THE INPUT:
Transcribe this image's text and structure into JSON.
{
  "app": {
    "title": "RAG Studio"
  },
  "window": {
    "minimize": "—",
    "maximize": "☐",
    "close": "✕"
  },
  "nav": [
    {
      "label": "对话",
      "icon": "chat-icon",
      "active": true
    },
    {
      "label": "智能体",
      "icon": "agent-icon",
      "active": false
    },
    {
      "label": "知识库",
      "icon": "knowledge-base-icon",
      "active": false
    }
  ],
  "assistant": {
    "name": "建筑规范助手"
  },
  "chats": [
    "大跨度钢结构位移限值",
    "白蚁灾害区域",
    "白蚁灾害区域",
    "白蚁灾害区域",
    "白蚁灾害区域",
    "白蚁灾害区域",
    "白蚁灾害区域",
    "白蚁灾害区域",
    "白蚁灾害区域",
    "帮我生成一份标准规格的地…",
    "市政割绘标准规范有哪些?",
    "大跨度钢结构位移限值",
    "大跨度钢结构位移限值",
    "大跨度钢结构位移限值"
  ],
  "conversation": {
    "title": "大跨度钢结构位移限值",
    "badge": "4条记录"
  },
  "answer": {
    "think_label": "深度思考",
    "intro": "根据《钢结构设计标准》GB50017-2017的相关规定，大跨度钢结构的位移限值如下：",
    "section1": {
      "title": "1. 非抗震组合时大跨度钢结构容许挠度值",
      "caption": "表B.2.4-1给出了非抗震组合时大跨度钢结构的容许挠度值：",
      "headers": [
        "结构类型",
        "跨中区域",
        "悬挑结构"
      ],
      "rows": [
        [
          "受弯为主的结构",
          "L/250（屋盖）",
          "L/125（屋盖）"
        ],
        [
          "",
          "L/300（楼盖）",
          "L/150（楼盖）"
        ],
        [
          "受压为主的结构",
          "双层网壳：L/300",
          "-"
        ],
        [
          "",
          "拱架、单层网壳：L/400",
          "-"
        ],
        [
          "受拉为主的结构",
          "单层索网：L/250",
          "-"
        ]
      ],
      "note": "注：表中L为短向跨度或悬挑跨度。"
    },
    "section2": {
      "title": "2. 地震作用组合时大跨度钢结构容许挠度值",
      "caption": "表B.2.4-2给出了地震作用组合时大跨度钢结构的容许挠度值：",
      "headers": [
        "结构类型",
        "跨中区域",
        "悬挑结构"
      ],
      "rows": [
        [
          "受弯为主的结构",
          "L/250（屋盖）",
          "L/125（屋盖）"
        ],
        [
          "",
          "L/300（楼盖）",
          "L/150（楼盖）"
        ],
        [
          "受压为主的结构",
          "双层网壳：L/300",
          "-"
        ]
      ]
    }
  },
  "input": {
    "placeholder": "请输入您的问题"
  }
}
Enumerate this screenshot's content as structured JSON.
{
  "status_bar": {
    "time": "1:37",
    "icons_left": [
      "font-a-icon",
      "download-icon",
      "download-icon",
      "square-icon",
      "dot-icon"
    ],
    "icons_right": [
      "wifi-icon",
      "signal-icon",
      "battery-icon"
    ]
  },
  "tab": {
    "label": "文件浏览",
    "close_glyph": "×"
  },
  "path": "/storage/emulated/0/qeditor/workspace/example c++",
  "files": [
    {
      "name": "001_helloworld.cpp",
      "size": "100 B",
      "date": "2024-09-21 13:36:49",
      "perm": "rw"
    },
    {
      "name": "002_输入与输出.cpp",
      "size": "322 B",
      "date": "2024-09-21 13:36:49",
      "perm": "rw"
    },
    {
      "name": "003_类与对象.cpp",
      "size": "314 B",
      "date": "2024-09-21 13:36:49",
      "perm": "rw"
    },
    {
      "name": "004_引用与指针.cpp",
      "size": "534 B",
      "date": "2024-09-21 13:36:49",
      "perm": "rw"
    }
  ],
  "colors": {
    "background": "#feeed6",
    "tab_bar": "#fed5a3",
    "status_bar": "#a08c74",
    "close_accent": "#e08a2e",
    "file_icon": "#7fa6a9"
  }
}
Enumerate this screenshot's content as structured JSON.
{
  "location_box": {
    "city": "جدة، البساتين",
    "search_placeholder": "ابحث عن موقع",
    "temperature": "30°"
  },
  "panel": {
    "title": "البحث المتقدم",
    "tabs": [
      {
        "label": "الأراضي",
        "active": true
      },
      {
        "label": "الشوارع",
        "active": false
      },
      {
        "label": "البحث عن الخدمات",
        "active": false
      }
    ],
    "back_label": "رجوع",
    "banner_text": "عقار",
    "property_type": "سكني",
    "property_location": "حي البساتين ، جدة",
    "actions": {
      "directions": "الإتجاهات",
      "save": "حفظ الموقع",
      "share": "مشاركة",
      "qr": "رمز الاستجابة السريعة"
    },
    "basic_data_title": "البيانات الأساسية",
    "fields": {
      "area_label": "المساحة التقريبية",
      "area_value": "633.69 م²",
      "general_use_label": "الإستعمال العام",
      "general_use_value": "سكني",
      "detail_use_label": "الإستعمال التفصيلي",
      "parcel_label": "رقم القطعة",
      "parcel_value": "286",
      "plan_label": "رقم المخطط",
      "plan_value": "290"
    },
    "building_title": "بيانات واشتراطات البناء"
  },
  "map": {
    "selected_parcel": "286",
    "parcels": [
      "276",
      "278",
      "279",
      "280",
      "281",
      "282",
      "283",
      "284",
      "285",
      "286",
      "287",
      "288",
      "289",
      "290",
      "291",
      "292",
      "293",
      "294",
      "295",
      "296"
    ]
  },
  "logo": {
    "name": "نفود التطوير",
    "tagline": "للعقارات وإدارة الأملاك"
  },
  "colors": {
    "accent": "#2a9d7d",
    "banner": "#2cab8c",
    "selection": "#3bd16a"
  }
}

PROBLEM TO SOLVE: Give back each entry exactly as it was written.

ANSWER TO THE PROBLEM:
Transcribe this image's text and structure into JSON.
{
  "app": {
    "title": "RAG Studio"
  },
  "window": {
    "minimize": "—",
    "maximize": "☐",
    "close": "✕"
  },
  "nav": [
    {
      "label": "对话",
      "icon": "chat-icon",
      "active": true
    },
    {
      "label": "智能体",
      "icon": "agent-icon",
      "active": false
    },
    {
      "label": "知识库",
      "icon": "knowledge-base-icon",
      "active": false
    }
  ],
  "assistant": {
    "name": "建筑规范助手"
  },
  "chats": [
    "大跨度钢结构位移限值",
    "白蚁灾害区域",
    "白蚁灾害区域",
    "白蚁灾害区域",
    "白蚁灾害区域",
    "白蚁灾害区域",
    "白蚁灾害区域",
    "白蚁灾害区域",
    "白蚁灾害区域",
    "帮我生成一份标准规格的地…",
    "市政割绘标准规范有哪些?",
    "大跨度钢结构位移限值",
    "大跨度钢结构位移限值",
    "大跨度钢结构位移限值"
  ],
  "conversation": {
    "title": "大跨度钢结构位移限值",
    "badge": "4条记录"
  },
  "answer": {
    "think_label": "深度思考",
    "intro": "根据《钢结构设计标准》GB50017-2017的相关规定，大跨度钢结构的位移限值如下：",
    "section1": {
      "title": "1. 非抗震组合时大跨度钢结构容许挠度值",
      "caption": "表B.2.4-1给出了非抗震组合时大跨度钢结构的容许挠度值：",
      "headers": [
        "结构类型",
        "跨中区域",
        "悬挑结构"
      ],
      "rows": [
        [
          "受弯为主的结构",
          "L/250（屋盖）",
          "L/125（屋盖）"
        ],
        [
          "",
          "L/300（楼盖）",
          "L/150（楼盖）"
        ],
        [
          "受压为主的结构",
          "双层网壳：L/300",
          "-"
        ],
        [
          "",
          "拱架、单层网壳：L/400",
          "-"
        ],
        [
          "受拉为主的结构",
          "单层索网：L/250",
          "-"
        ]
      ],
      "note": "注：表中L为短向跨度或悬挑跨度。"
    },
    "section2": {
      "title": "2. 地震作用组合时大跨度钢结构容许挠度值",
      "caption": "表B.2.4-2给出了地震作用组合时大跨度钢结构的容许挠度值：",
      "headers": [
        "结构类型",
        "跨中区域",
        "悬挑结构"
      ],
      "rows": [
        [
          "受弯为主的结构",
          "L/250（屋盖）",
          "L/125（屋盖）"
        ],
        [
          "",
          "L/300（楼盖）",
          "L/150（楼盖）"
        ],
        [
          "受压为主的结构",
          "双层网壳：L/300",
          "-"
        ]
      ]
    }
  },
  "input": {
    "placeholder": "请输入您的问题"
  }
}
Enumerate this screenshot's content as structured JSON.
{
  "status_bar": {
    "time": "1:37",
    "icons_left": [
      "font-a-icon",
      "download-icon",
      "download-icon",
      "square-icon",
      "dot-icon"
    ],
    "icons_right": [
      "wifi-icon",
      "signal-icon",
      "battery-icon"
    ]
  },
  "tab": {
    "label": "文件浏览",
    "close_glyph": "×"
  },
  "path": "/storage/emulated/0/qeditor/workspace/example c++",
  "files": [
    {
      "name": "001_helloworld.cpp",
      "size": "100 B",
      "date": "2024-09-21 13:36:49",
      "perm": "rw"
    },
    {
      "name": "002_输入与输出.cpp",
      "size": "322 B",
      "date": "2024-09-21 13:36:49",
      "perm": "rw"
    },
    {
      "name": "003_类与对象.cpp",
      "size": "314 B",
      "date": "2024-09-21 13:36:49",
      "perm": "rw"
    },
    {
      "name": "004_引用与指针.cpp",
      "size": "534 B",
      "date": "2024-09-21 13:36:49",
      "perm": "rw"
    }
  ],
  "colors": {
    "background": "#feeed6",
    "tab_bar": "#fed5a3",
    "status_bar": "#a08c74",
    "close_accent": "#e08a2e",
    "file_icon": "#7fa6a9"
  }
}
Enumerate this screenshot's content as structured JSON.
{
  "location_box": {
    "city": "جدة، البساتين",
    "search_placeholder": "ابحث عن موقع",
    "temperature": "30°"
  },
  "panel": {
    "title": "البحث المتقدم",
    "tabs": [
      {
        "label": "الأراضي",
        "active": true
      },
      {
        "label": "الشوارع",
        "active": false
      },
      {
        "label": "البحث عن الخدمات",
        "active": false
      }
    ],
    "back_label": "رجوع",
    "banner_text": "عقار",
    "property_type": "سكني",
    "property_location": "حي البساتين ، جدة",
    "actions": {
      "directions": "الإتجاهات",
      "save": "حفظ الموقع",
      "share": "مشاركة",
      "qr": "رمز الاستجابة السريعة"
    },
    "basic_data_title": "البيانات الأساسية",
    "fields": {
      "area_label": "المساحة التقريبية",
      "area_value": "633.69 م²",
      "general_use_label": "الإستعمال العام",
      "general_use_value": "سكني",
      "detail_use_label": "الإستعمال التفصيلي",
      "parcel_label": "رقم القطعة",
      "parcel_value": "286",
      "plan_label": "رقم المخطط",
      "plan_value": "290"
    },
    "building_title": "بيانات واشتراطات البناء"
  },
  "map": {
    "selected_parcel": "286",
    "parcels": [
      "276",
      "278",
      "279",
      "280",
      "281",
      "282",
      "283",
      "284",
      "285",
      "286",
      "287",
      "288",
      "289",
      "290",
      "291",
      "292",
      "293",
      "294",
      "295",
      "296"
    ]
  },
  "logo": {
    "name": "نفود التطوير",
    "tagline": "للعقارات وإدارة الأملاك"
  },
  "colors": {
    "accent": "#2a9d7d",
    "banner": "#2cab8c",
    "selection": "#3bd16a"
  }
}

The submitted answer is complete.